Another thing that’s great for SEO is links. You want people to link to your website/blog on their website because Google then thinks: she’s being endorsed, her website must be good; we’ll put it ahead of that website that no one links to. Apparently the best ‘links’ are from Government and academic websites but also a link from a national or well-visited website is great. Links from lots of smaller, more niche blogs are also good and one way to get these links is to ‘guest blog’ – so write blog posts for other sites, that include a link to yours in your bio. Usually, you won’t be paid for this but it’s an opportunity to introduce yourself to a new audience and get a link to your site.
Podcasts are another way to reach a new audience and become more known in your industry. If there are podcasts you already listen to, get in touch and ask if they’re looking for interviewees. But also research other podcasts in your field – it’s a great way to make new contacts, share your story and grow your profile.
Once you’re known in your industry, the radio and TV news sites will probably start hounding you for your response to news stories or new research that’s just been unveiled.
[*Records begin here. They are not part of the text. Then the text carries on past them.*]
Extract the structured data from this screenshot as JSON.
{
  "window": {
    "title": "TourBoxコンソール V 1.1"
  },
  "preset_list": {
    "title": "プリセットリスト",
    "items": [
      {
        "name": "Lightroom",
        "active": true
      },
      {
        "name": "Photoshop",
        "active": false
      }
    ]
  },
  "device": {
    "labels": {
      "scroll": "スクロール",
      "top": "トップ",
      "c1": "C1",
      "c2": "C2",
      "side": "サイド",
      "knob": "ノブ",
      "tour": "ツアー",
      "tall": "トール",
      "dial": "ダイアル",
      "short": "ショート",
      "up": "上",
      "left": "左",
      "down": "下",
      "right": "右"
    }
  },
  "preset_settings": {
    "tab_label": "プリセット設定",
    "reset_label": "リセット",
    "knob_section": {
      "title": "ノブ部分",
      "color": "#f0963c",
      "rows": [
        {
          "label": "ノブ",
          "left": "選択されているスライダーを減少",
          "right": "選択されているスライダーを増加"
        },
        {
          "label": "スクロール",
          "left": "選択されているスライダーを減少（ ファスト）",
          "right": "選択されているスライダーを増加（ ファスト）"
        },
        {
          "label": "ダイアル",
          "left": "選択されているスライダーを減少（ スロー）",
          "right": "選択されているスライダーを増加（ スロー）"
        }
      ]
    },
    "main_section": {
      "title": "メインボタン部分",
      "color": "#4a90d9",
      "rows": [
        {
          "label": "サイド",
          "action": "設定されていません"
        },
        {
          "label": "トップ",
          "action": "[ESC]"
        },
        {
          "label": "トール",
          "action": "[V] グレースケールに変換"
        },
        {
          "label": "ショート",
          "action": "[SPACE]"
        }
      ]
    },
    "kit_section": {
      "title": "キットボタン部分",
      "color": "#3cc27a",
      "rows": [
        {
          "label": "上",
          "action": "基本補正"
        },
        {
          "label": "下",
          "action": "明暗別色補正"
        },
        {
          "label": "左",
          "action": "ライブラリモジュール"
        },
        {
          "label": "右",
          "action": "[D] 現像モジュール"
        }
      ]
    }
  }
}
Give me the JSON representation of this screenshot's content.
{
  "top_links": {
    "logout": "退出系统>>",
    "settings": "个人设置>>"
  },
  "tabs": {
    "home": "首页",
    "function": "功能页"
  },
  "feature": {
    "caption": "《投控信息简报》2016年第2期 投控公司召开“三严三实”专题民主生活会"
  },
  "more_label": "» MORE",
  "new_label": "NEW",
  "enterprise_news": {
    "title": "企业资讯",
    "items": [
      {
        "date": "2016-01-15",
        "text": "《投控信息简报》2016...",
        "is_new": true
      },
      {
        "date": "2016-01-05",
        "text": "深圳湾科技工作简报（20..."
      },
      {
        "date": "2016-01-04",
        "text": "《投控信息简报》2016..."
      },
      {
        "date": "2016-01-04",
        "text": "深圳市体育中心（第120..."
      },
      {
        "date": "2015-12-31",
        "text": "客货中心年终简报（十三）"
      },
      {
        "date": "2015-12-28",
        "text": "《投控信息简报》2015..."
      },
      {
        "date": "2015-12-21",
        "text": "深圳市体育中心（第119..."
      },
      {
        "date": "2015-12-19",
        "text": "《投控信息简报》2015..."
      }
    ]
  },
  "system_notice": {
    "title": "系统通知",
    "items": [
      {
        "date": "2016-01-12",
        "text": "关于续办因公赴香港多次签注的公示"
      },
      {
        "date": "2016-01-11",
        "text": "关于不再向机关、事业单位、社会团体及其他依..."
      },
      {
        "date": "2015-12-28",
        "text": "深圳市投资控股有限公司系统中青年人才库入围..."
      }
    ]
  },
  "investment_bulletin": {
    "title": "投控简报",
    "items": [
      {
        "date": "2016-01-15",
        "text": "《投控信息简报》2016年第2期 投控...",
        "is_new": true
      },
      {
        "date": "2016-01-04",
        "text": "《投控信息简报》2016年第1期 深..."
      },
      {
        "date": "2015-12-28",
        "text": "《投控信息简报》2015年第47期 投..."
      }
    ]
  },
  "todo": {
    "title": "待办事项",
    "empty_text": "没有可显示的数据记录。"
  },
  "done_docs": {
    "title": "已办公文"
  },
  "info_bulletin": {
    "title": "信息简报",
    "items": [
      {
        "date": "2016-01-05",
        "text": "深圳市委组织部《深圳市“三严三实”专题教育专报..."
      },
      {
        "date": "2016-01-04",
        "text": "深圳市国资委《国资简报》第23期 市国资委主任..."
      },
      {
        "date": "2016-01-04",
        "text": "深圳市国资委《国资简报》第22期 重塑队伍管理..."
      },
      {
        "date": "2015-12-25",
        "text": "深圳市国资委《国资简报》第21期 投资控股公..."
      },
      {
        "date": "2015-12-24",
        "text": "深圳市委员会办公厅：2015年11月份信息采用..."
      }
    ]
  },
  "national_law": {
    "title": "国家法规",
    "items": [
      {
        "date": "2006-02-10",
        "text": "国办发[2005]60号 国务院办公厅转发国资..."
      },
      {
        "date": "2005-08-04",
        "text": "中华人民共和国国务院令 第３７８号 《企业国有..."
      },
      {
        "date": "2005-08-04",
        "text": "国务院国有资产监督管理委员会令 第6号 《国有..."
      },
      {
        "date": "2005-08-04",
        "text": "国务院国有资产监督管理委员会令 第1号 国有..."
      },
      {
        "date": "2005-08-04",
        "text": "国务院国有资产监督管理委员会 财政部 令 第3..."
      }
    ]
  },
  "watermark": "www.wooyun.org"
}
This can be great, and it’s going to elevate your profile, but it’s important that you’re talking about stuff you’re comfortable with and that you want to be talking about.
For instance, after that article I mentioned in week 1, that Harriet Minter interviewed me for on workplace harassment, I became the ‘go-to’ for all sexual harassment stories that came out. And as you probably know, there have been quite a few of these over the past few years. This wasn’t my area of interest or expertise but they were just looking for case studies so I did one interview on the Victoria Derbyshire show then refused all other requests (from various BBC radio channels).
But if you’ve been featured on someone’s blog, or a national news site, or on your own blog talking about something you do want to be know for: the same thing will happen. You’ll be put down in the BBC’s black book of contacts as a ‘go-to’ for that subject.
Another example: I wrote a piece on gender-neutral parenting. The Daily Mail asked to interview me about this. Their article was terrible – I was misquoted and misrepresented but they paid me £200 and made me an ‘expert’ (in the eyes of the media) on this topic. This was more related to my interests and work on parenting and feminism so when the Niall Boylan show asked me to speak live on air, I was game. The host was provocative but I said my piece and got a load of hits on The Early Hour, so it was worth it.
Tell your friends and family
When you’re trying to get the word out about what you’re doing, work-wise, start with friends and family. Share your website and blog posts on social media, tell everyone what you’re doing. Make yourself known. I know it can feel a bit cringe doing this, as if you’re boasting – but if you don’t, no one will know. And in time, you may just get used to blowing your own trumpet (I have. I use social media solely for business so I post about everything I’m doing, work-wise, in case it gets me a new client, lead or reader). Once people know what you’re up to, you’ll be on their minds if they hear of an opportunity.
As an expert in your field, you should be aware of trends and news related to your work. So read about it, listen to podcasts, watch the news, talk to people, network – in real life and on social media – and share your findings (on your blog, on social, with friends). And don’t see others in your industry as a threat; see them as your comrades – you can help each other out: share opportunities, give advice.
Learn as much as you can, immerse yourself in what’s going on, and the press will then come to you when they need help with a story. I mentioned following the #journorequest on Twitter – keep doing that. Anytime a paper or mag is looking for someone with your experience, put yourself forward. You’ll soon become the person they come looking for.